===== Supplied material

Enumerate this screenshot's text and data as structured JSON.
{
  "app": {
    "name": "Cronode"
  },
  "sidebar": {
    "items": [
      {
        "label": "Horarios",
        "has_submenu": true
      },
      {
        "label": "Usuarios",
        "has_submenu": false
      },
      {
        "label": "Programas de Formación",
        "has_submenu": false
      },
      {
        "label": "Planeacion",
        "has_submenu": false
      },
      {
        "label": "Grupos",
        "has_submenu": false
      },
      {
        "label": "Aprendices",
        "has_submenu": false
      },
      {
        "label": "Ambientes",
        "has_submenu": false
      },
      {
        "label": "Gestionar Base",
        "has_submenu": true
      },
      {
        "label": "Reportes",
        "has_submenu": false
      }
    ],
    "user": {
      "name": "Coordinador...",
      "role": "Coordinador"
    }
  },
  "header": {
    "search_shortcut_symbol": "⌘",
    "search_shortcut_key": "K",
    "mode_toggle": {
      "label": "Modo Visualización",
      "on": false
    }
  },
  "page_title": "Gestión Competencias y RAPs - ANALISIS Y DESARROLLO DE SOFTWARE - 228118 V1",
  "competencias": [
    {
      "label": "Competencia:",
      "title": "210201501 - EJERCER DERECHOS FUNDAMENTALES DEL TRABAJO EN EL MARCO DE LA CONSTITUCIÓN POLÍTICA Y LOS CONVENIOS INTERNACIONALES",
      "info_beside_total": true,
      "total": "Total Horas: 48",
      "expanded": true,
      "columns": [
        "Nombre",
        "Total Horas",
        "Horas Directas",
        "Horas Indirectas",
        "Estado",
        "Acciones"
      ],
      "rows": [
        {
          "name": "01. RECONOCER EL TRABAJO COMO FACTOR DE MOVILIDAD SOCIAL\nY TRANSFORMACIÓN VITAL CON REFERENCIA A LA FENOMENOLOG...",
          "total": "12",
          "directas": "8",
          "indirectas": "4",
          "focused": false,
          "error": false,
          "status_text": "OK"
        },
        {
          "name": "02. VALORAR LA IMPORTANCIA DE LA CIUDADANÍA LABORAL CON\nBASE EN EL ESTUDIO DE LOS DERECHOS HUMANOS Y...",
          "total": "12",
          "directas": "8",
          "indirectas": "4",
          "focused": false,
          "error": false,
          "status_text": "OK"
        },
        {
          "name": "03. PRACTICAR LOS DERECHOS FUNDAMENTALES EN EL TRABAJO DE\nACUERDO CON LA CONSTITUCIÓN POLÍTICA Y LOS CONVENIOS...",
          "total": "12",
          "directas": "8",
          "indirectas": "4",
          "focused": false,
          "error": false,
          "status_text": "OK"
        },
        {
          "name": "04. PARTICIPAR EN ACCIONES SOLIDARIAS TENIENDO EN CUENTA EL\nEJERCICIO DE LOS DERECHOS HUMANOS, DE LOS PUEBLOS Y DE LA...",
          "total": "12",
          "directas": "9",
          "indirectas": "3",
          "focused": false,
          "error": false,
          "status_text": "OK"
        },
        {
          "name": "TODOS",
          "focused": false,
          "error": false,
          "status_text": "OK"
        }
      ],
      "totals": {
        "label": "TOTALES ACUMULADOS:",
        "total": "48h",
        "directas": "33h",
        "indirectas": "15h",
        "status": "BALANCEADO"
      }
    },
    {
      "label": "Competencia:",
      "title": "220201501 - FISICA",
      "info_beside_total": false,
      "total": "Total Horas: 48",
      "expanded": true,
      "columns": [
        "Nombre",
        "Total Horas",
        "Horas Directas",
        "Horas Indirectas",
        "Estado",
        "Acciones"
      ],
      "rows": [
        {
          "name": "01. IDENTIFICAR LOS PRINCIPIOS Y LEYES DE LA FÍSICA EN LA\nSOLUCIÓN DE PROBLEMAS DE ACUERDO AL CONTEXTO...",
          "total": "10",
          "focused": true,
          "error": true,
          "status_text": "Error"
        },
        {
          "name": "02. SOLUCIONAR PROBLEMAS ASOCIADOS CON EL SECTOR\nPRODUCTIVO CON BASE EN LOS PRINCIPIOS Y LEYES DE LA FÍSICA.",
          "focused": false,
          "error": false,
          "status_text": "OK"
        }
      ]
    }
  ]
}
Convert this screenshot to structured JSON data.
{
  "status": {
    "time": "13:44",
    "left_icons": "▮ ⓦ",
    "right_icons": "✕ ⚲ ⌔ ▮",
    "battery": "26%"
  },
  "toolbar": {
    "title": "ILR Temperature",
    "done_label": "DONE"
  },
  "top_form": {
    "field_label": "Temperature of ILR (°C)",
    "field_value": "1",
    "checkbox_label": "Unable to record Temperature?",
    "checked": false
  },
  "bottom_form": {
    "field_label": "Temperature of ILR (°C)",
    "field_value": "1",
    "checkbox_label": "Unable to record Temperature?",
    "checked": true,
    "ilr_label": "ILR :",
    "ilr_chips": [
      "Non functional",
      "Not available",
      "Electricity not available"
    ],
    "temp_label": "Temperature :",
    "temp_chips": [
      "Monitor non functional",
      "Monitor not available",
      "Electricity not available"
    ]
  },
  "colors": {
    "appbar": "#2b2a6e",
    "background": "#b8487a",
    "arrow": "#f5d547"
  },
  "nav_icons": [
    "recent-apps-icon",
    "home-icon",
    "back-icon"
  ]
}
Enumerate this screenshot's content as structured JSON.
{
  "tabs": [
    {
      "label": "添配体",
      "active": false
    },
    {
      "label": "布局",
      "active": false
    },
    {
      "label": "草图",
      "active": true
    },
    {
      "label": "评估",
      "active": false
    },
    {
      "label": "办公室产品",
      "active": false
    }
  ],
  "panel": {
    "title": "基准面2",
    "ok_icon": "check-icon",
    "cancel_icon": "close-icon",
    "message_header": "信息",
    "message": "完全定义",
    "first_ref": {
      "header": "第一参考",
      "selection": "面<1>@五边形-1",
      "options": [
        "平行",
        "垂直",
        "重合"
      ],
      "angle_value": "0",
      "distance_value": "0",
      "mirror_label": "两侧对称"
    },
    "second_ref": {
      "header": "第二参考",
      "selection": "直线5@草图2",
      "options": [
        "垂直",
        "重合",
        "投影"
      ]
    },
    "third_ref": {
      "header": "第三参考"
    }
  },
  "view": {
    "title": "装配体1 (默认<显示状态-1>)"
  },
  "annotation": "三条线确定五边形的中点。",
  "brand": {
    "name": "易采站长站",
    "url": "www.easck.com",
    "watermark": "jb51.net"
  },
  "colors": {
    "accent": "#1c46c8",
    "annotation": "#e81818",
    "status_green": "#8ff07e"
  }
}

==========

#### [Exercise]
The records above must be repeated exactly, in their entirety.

#### [Reply]
Enumerate this screenshot's text and data as structured JSON.
{
  "app": {
    "name": "Cronode"
  },
  "sidebar": {
    "items": [
      {
        "label": "Horarios",
        "has_submenu": true
      },
      {
        "label": "Usuarios",
        "has_submenu": false
      },
      {
        "label": "Programas de Formación",
        "has_submenu": false
      },
      {
        "label": "Planeacion",
        "has_submenu": false
      },
      {
        "label": "Grupos",
        "has_submenu": false
      },
      {
        "label": "Aprendices",
        "has_submenu": false
      },
      {
        "label": "Ambientes",
        "has_submenu": false
      },
      {
        "label": "Gestionar Base",
        "has_submenu": true
      },
      {
        "label": "Reportes",
        "has_submenu": false
      }
    ],
    "user": {
      "name": "Coordinador...",
      "role": "Coordinador"
    }
  },
  "header": {
    "search_shortcut_symbol": "⌘",
    "search_shortcut_key": "K",
    "mode_toggle": {
      "label": "Modo Visualización",
      "on": false
    }
  },
  "page_title": "Gestión Competencias y RAPs - ANALISIS Y DESARROLLO DE SOFTWARE - 228118 V1",
  "competencias": [
    {
      "label": "Competencia:",
      "title": "210201501 - EJERCER DERECHOS FUNDAMENTALES DEL TRABAJO EN EL MARCO DE LA CONSTITUCIÓN POLÍTICA Y LOS CONVENIOS INTERNACIONALES",
      "info_beside_total": true,
      "total": "Total Horas: 48",
      "expanded": true,
      "columns": [
        "Nombre",
        "Total Horas",
        "Horas Directas",
        "Horas Indirectas",
        "Estado",
        "Acciones"
      ],
      "rows": [
        {
          "name": "01. RECONOCER EL TRABAJO COMO FACTOR DE MOVILIDAD SOCIAL\nY TRANSFORMACIÓN VITAL CON REFERENCIA A LA FENOMENOLOG...",
          "total": "12",
          "directas": "8",
          "indirectas": "4",
          "focused": false,
          "error": false,
          "status_text": "OK"
        },
        {
          "name": "02. VALORAR LA IMPORTANCIA DE LA CIUDADANÍA LABORAL CON\nBASE EN EL ESTUDIO DE LOS DERECHOS HUMANOS Y...",
          "total": "12",
          "directas": "8",
          "indirectas": "4",
          "focused": false,
          "error": false,
          "status_text": "OK"
        },
        {
          "name": "03. PRACTICAR LOS DERECHOS FUNDAMENTALES EN EL TRABAJO DE\nACUERDO CON LA CONSTITUCIÓN POLÍTICA Y LOS CONVENIOS...",
          "total": "12",
          "directas": "8",
          "indirectas": "4",
          "focused": false,
          "error": false,
          "status_text": "OK"
        },
        {
          "name": "04. PARTICIPAR EN ACCIONES SOLIDARIAS TENIENDO EN CUENTA EL\nEJERCICIO DE LOS DERECHOS HUMANOS, DE LOS PUEBLOS Y DE LA...",
          "total": "12",
          "directas": "9",
          "indirectas": "3",
          "focused": false,
          "error": false,
          "status_text": "OK"
        },
        {
          "name": "TODOS",
          "focused": false,
          "error": false,
          "status_text": "OK"
        }
      ],
      "totals": {
        "label": "TOTALES ACUMULADOS:",
        "total": "48h",
        "directas": "33h",
        "indirectas": "15h",
        "status": "BALANCEADO"
      }
    },
    {
      "label": "Competencia:",
      "title": "220201501 - FISICA",
      "info_beside_total": false,
      "total": "Total Horas: 48",
      "expanded": true,
      "columns": [
        "Nombre",
        "Total Horas",
        "Horas Directas",
        "Horas Indirectas",
        "Estado",
        "Acciones"
      ],
      "rows": [
        {
          "name": "01. IDENTIFICAR LOS PRINCIPIOS Y LEYES DE LA FÍSICA EN LA\nSOLUCIÓN DE PROBLEMAS DE ACUERDO AL CONTEXTO...",
          "total": "10",
          "focused": true,
          "error": true,
          "status_text": "Error"
        },
        {
          "name": "02. SOLUCIONAR PROBLEMAS ASOCIADOS CON EL SECTOR\nPRODUCTIVO CON BASE EN LOS PRINCIPIOS Y LEYES DE LA FÍSICA.",
          "focused": false,
          "error": false,
          "status_text": "OK"
        }
      ]
    }
  ]
}
Convert this screenshot to structured JSON data.
{
  "status": {
    "time": "13:44",
    "left_icons": "▮ ⓦ",
    "right_icons": "✕ ⚲ ⌔ ▮",
    "battery": "26%"
  },
  "toolbar": {
    "title": "ILR Temperature",
    "done_label": "DONE"
  },
  "top_form": {
    "field_label": "Temperature of ILR (°C)",
    "field_value": "1",
    "checkbox_label": "Unable to record Temperature?",
    "checked": false
  },
  "bottom_form": {
    "field_label": "Temperature of ILR (°C)",
    "field_value": "1",
    "checkbox_label": "Unable to record Temperature?",
    "checked": true,
    "ilr_label": "ILR :",
    "ilr_chips": [
      "Non functional",
      "Not available",
      "Electricity not available"
    ],
    "temp_label": "Temperature :",
    "temp_chips": [
      "Monitor non functional",
      "Monitor not available",
      "Electricity not available"
    ]
  },
  "colors": {
    "appbar": "#2b2a6e",
    "background": "#b8487a",
    "arrow": "#f5d547"
  },
  "nav_icons": [
    "recent-apps-icon",
    "home-icon",
    "back-icon"
  ]
}
Enumerate this screenshot's content as structured JSON.
{
  "tabs": [
    {
      "label": "添配体",
      "active": false
    },
    {
      "label": "布局",
      "active": false
    },
    {
      "label": "草图",
      "active": true
    },
    {
      "label": "评估",
      "active": false
    },
    {
      "label": "办公室产品",
      "active": false
    }
  ],
  "panel": {
    "title": "基准面2",
    "ok_icon": "check-icon",
    "cancel_icon": "close-icon",
    "message_header": "信息",
    "message": "完全定义",
    "first_ref": {
      "header": "第一参考",
      "selection": "面<1>@五边形-1",
      "options": [
        "平行",
        "垂直",
        "重合"
      ],
      "angle_value": "0",
      "distance_value": "0",
      "mirror_label": "两侧对称"
    },
    "second_ref": {
      "header": "第二参考",
      "selection": "直线5@草图2",
      "options": [
        "垂直",
        "重合",
        "投影"
      ]
    },
    "third_ref": {
      "header": "第三参考"
    }
  },
  "view": {
    "title": "装配体1 (默认<显示状态-1>)"
  },
  "annotation": "三条线确定五边形的中点。",
  "brand": {
    "name": "易采站长站",
    "url": "www.easck.com",
    "watermark": "jb51.net"
  },
  "colors": {
    "accent": "#1c46c8",
    "annotation": "#e81818",
    "status_green": "#8ff07e"
  }
}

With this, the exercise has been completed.